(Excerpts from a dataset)
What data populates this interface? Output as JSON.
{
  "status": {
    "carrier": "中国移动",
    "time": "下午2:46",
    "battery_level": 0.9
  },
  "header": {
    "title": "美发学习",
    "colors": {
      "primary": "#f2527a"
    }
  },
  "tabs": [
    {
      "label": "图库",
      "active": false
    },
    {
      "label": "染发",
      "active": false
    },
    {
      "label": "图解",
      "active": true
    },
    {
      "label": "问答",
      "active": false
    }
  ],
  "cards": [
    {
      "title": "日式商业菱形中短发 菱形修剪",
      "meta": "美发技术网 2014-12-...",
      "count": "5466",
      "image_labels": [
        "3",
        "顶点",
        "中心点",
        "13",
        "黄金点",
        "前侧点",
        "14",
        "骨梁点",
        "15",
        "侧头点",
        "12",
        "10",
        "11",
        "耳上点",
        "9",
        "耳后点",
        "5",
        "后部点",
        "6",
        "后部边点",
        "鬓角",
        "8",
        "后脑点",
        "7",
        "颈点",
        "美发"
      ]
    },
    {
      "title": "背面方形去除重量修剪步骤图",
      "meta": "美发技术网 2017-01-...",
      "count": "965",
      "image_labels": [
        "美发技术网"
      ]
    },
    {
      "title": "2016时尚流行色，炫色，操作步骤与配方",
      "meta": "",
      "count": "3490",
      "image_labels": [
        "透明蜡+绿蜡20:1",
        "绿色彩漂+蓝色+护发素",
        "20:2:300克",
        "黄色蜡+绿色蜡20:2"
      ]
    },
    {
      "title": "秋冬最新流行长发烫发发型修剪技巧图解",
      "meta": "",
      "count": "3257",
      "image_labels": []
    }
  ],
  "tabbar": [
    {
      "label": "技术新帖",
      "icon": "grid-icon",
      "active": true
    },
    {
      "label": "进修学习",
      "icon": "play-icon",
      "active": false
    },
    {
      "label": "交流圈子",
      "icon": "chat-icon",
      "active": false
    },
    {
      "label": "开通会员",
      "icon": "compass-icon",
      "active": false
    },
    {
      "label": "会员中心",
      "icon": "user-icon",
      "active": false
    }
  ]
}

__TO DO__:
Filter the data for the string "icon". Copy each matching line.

__EXPECTED ANSWER__:
      "icon": "grid-icon",
      "icon": "play-icon",
      "icon": "chat-icon",
      "icon": "compass-icon",
      "icon": "user-icon",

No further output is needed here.